audubon-logo-post-pageThis is the web site for volunteers joining the Concord, Massachusetts Christmas Bird Count. We thank you on behalf of the the National Audubon Society, the operating agency of the CBC, for your participation. The Audubon web site has a summary of the history of the Christmas Bird Count and a description of what the volunteers do. Check it out. You do not have to join the National Audubon Society to participate.

Our “sponsor” is Sudbury Valley Trustees, a regional land trust home based at the historic Wolbach Farm in Sudbury. SVT kindly hosts us for our countdown evening and we encourage you to explore their website and join the organization. There are many programs related to birds and birding and opportunities to volunteer and share your expertise. Stay up-to-date with the SVT’s activities by subscribing to the mailing list here.

The Concord Christmas Bird Count is one of over 2,600 active count circles in the Americas and Pacific Islands. A count circle is defined by a center point and a radius of 7.5 miles. Our circle is centered on a point where the town lines of Concord, Acton, Maynard, and Sudbury converge. Please visit the MAPS/Resources page to view or download maps of our circle.

The first Concord CBC bird census in 1960 had seven small parties in Concord and a single volunteer representing neighboring Lincoln, growing in 50 years to become one of the largest count circles in the U.S. measured by number of participants, now about 280. Birder, author, online educator, and natural history impresario Peter Alden of Concord, the founding father of the Concord circle, was a teenager when he noticed that coastal Massachusetts and a few inland communities in the central and western part of the Commonwealth had count circles, but not the Concord area, home to many devoted birders and field ornithologists. Peter was judged too young to sponsor a new circle in the opinion of the National Audubon Society, but he persuaded Mary Sherwood of the Thoreau Lyceum to take sponsorship. Today Peter is serving as Concord’s town Coordinator Emeritus, humorist, and cheerleader, and a few of his volunteers from the early years are still Concord CBC stalwarts as well.
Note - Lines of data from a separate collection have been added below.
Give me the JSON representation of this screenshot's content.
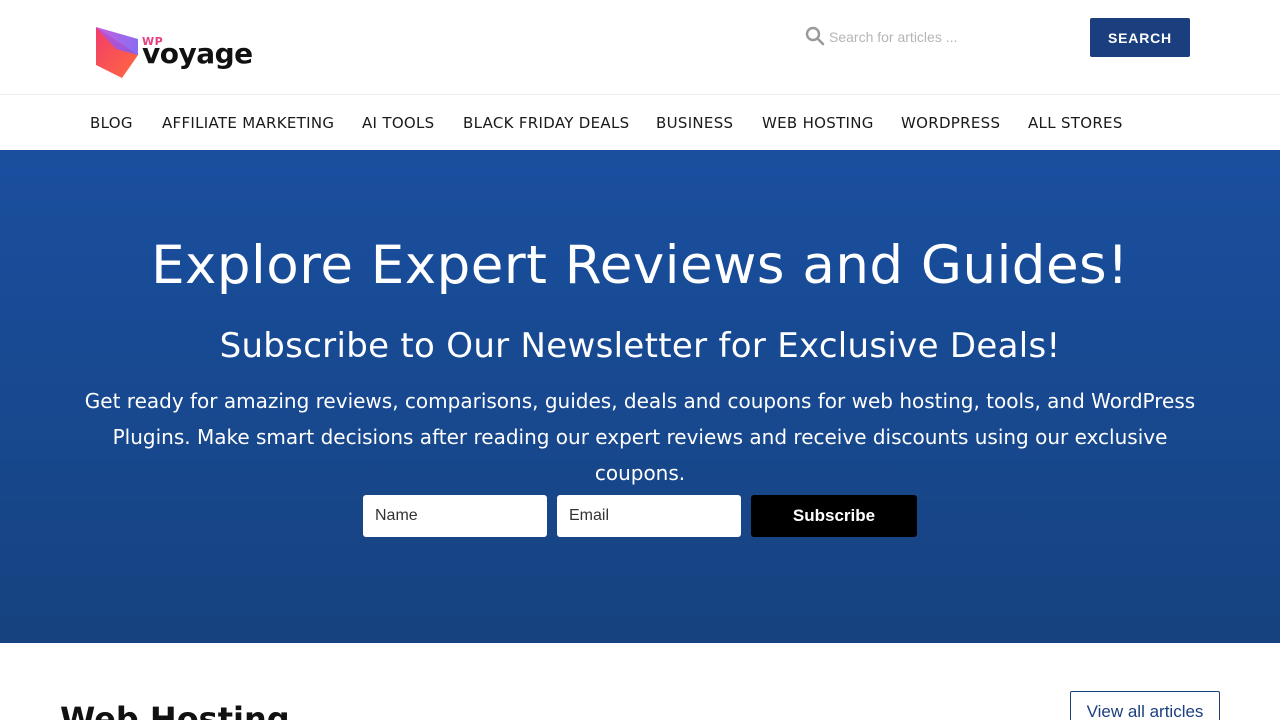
{
  "brand": {
    "prefix": "WP",
    "name": "voyage",
    "colors": {
      "mark_pink": "#f23c6b",
      "mark_purple": "#9b4fe0",
      "prefix": "#e8407e"
    }
  },
  "search": {
    "placeholder": "Search for articles ...",
    "button_label": "SEARCH",
    "icon": "search-icon"
  },
  "nav": {
    "items": [
      {
        "label": "BLOG"
      },
      {
        "label": "AFFILIATE MARKETING"
      },
      {
        "label": "AI TOOLS"
      },
      {
        "label": "BLACK FRIDAY DEALS"
      },
      {
        "label": "BUSINESS"
      },
      {
        "label": "WEB HOSTING"
      },
      {
        "label": "WORDPRESS"
      },
      {
        "label": "ALL STORES"
      }
    ]
  },
  "hero": {
    "title": "Explore Expert Reviews and Guides!",
    "subtitle": "Subscribe to Our Newsletter for Exclusive Deals!",
    "description_line1": "Get ready for amazing reviews, comparisons, guides, deals and coupons for web hosting, tools, and WordPress",
    "description_line2": "Plugins. Make smart decisions after reading our expert reviews and receive discounts using our exclusive coupons.",
    "name_placeholder": "Name",
    "email_placeholder": "Email",
    "subscribe_label": "Subscribe",
    "colors": {
      "background": "#184a93",
      "button": "#000000"
    }
  },
  "section": {
    "title": "Web Hosting",
    "view_all_label": "View all articles"
  },
  "theme": {
    "accent": "#1b3f7e"
  }
}
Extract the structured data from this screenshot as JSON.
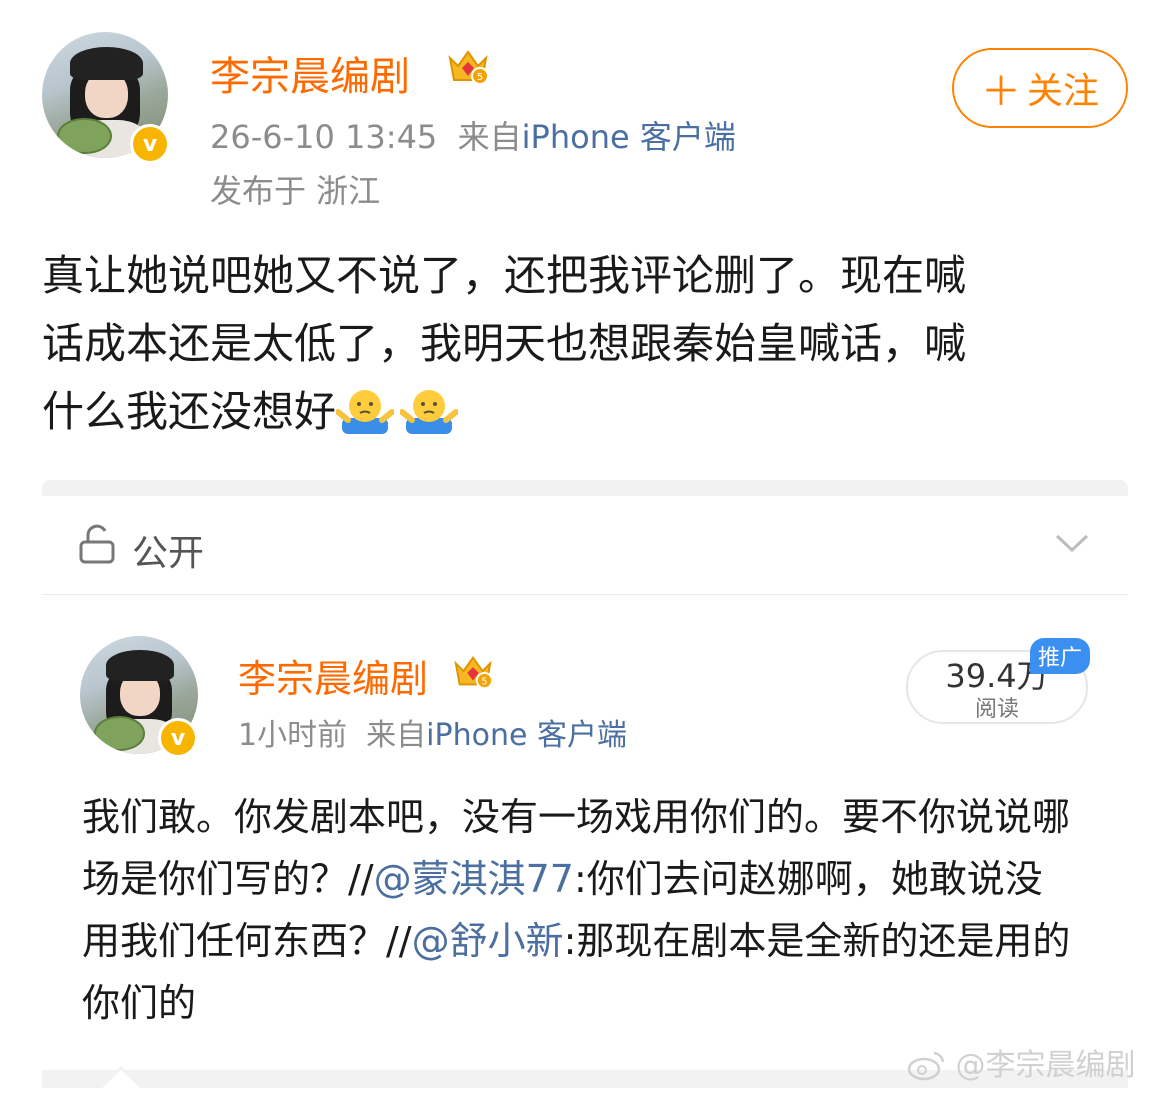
{
  "post": {
    "username": "李宗晨编剧",
    "timestamp": "26-6-10 13:45",
    "source_prefix": "来自",
    "source": "iPhone 客户端",
    "location": "发布于 浙江",
    "follow_label": "关注",
    "text_lines": [
      "真让她说吧她又不说了，还把我评论删了。现在喊",
      "话成本还是太低了，我明天也想跟秦始皇喊话，喊",
      "什么我还没想好"
    ],
    "emoji_icons": [
      "shrug-emoji",
      "shrug-emoji"
    ]
  },
  "visibility": {
    "label": "公开",
    "icon": "unlock-icon"
  },
  "repost": {
    "username": "李宗晨编剧",
    "time": "1小时前",
    "source_prefix": "来自",
    "source": "iPhone 客户端",
    "reads_value": "39.4万",
    "reads_label": "阅读",
    "promo_label": "推广",
    "text": {
      "part1": "我们敢。你发剧本吧，没有一场戏用你们的。要不你说说哪场是你们写的？//",
      "mention1": "@蒙淇淇77",
      "part2": ":你们去问赵娜啊，她敢说没用我们任何东西？//",
      "mention2": "@舒小新",
      "part3": ":那现在剧本是全新的还是用的你们的"
    }
  },
  "watermark": "@李宗晨编剧",
  "colors": {
    "username": "#ff6a00",
    "follow": "#ff8200",
    "link": "#4b6fa0",
    "verified": "#f7b500",
    "promo": "#3b8ff0"
  }
}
Common Merganser

Leave a Reply

Please log in using one of these methods to post your comment:

WordPress.com Logo

You are commenting using your WordPress.com account. Log Out /  Change )

Facebook photo
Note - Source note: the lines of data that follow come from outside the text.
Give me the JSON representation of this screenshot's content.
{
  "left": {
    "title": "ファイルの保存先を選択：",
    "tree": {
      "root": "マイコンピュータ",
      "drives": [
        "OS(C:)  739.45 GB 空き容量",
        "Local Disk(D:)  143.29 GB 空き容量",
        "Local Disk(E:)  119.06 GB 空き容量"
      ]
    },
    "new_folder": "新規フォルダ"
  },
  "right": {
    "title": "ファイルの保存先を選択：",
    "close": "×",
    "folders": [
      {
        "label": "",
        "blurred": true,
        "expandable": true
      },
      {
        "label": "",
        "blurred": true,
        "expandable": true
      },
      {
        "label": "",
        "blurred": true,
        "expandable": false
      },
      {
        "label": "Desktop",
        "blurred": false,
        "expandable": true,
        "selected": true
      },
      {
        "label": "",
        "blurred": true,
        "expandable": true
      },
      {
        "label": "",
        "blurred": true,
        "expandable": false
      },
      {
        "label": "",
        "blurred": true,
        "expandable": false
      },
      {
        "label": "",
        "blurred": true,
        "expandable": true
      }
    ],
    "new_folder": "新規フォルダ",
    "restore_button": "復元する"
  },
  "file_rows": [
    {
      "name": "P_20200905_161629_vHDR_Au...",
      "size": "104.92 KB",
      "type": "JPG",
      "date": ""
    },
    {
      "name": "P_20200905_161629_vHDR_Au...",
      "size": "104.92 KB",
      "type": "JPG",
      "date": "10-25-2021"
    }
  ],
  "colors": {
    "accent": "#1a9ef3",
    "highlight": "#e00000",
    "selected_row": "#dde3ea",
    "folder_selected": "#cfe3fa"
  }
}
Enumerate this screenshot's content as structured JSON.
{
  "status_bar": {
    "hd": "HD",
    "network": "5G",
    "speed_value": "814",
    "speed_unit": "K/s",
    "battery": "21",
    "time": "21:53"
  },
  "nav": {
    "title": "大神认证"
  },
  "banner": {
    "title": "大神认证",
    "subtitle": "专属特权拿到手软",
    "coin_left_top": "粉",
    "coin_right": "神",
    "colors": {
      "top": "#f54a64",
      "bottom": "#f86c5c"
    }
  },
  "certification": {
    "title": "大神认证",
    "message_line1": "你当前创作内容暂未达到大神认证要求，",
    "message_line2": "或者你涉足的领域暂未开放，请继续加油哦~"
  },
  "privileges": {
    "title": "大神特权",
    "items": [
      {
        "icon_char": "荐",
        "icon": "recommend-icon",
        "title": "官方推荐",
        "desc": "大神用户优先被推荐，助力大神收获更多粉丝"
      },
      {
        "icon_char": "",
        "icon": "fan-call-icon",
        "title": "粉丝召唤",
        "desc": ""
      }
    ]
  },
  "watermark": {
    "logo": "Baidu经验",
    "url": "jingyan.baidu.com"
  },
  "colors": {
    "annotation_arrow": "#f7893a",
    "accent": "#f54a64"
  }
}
You are commenting using your Facebook account. Log Out /  Change )

Connecting to %s